Hertford Union Junction (with the Regent's)

Old Ford Lower Lock, the Lee can be seen in the distance

Parnell Road Footbridge

Sunday, 10 December 2017

Cambrian Wharf

Cambrian Wharf in Birmingham city centre used to be a junction of the Birmingham and Fazeley Canal (Farmer's Bridge Junction) and the Newhall Branch of the Birmingham Canal Navigations.

When most of the branch was closed post-war (and later city development built on top of it) the junction was turned into a basin and residential moorings. The canal stretch from Cambrian Wharf to Old Turn Junction is all that remains of the Newhall Branch (though is just included as part of the Birmingham and Fazeley these days).

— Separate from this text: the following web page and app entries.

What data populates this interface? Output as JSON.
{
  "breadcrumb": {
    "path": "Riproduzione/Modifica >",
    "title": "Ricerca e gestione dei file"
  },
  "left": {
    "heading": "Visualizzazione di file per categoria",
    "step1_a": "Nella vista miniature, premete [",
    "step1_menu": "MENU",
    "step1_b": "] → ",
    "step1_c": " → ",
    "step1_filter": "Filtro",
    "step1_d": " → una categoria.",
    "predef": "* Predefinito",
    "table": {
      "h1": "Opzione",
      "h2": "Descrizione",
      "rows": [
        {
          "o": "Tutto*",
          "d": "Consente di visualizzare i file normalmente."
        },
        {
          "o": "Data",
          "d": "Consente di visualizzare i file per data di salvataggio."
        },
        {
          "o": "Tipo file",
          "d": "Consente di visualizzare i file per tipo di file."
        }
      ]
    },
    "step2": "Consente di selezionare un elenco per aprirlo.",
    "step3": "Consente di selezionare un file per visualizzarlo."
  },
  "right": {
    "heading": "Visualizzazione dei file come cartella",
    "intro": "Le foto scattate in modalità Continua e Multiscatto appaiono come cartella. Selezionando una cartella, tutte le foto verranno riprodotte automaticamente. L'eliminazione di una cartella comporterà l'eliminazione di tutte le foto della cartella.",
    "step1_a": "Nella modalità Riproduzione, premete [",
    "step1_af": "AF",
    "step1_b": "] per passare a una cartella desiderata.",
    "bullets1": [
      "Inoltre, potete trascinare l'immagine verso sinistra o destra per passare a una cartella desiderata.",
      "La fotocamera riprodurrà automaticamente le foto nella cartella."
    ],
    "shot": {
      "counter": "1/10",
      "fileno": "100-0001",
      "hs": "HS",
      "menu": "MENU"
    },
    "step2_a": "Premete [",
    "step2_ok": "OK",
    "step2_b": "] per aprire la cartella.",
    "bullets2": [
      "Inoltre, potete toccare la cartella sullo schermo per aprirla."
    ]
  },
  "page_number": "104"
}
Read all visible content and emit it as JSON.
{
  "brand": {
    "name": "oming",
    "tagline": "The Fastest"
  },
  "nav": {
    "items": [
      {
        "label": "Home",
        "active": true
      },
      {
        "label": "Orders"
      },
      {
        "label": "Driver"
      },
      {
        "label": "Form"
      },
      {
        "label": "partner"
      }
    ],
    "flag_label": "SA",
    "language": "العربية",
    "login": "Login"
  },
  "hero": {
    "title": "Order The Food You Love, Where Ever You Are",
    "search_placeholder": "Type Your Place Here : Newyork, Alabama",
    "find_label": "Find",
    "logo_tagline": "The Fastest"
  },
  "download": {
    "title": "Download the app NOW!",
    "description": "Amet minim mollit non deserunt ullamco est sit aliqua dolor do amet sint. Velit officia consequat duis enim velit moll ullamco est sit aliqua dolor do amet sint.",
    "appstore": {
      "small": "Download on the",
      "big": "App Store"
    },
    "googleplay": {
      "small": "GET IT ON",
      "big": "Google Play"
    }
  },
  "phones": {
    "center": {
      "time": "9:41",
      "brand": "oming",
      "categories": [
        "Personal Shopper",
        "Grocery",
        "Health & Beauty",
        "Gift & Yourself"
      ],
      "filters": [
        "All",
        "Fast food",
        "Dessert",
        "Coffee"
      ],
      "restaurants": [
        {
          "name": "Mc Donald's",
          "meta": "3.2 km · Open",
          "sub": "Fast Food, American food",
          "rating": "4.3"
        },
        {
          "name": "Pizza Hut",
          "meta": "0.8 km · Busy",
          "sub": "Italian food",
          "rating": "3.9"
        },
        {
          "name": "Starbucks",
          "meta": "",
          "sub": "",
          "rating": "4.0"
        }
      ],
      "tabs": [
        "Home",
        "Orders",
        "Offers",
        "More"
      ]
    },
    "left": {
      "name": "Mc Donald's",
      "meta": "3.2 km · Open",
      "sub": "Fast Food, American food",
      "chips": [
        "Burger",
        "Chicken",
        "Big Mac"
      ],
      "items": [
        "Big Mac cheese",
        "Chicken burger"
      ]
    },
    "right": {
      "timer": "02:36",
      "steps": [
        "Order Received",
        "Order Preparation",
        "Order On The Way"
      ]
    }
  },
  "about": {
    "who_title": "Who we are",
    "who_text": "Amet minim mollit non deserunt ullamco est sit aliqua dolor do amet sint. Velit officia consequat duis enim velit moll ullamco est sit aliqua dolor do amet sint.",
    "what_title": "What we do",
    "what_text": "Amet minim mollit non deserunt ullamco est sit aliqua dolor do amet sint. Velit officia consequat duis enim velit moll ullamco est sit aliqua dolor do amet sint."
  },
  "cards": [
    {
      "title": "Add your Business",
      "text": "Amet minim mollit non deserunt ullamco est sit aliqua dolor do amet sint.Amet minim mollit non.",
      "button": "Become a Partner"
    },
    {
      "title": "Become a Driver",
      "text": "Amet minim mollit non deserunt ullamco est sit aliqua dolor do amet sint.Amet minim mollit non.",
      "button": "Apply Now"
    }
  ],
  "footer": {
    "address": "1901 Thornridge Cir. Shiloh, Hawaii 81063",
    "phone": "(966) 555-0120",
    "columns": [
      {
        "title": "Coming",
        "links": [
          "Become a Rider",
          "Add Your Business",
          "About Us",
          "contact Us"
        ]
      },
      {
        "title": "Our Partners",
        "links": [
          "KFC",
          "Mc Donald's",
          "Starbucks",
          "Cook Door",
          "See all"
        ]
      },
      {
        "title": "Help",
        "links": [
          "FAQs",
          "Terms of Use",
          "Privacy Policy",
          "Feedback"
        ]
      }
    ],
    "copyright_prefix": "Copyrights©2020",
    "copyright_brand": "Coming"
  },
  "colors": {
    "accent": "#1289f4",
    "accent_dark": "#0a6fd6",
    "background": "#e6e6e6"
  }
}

Friday, 8 December 2017

Electric canal boats

The traditional way to haul canal boats until the 19th century was using muscle, usually horse muscle but sometimes human too. Steam and later internal combustion engines later powered barges but there was an experiment in the 20th century to power barges via an electric overhead line. This Pathé newsreel shows an experiment held in Kidderminster (the photo below is of the canal at Kidderminster so near to where the experiment was).

Tuesday, 5 December 2017

Grand Junction Canal, Berkhamstead

The Grand Junction Canal connects Braunston in Northamptonshire with the river Thames (at Brentford) and was an important addition to the canal network in the late 18th century improving trade between the Midlands and London. The canal was bought out and became part of the Grand Union Canal in the 20th century and remains part of that canal now though these days for leisure. This Grand Junction Canal sign is still proudly displayed on a bridge at Berkhamstead.

Sunday, 3 December 2017

Tooley's Boatyard, Banbury

Tooley's Boatyard on the Oxford Canal in Banbury claims to be the oldest working dry dock on Britain's inland waterways. As it has been in use since 1790 they probably have a point there. The boatyard has managed to survive the downfall of the canals for commerce and also modern redevelopment to reinvent itself as part of the heritage industry and an important part of Banbury's museum and heritage centre... and continue working on boats of course.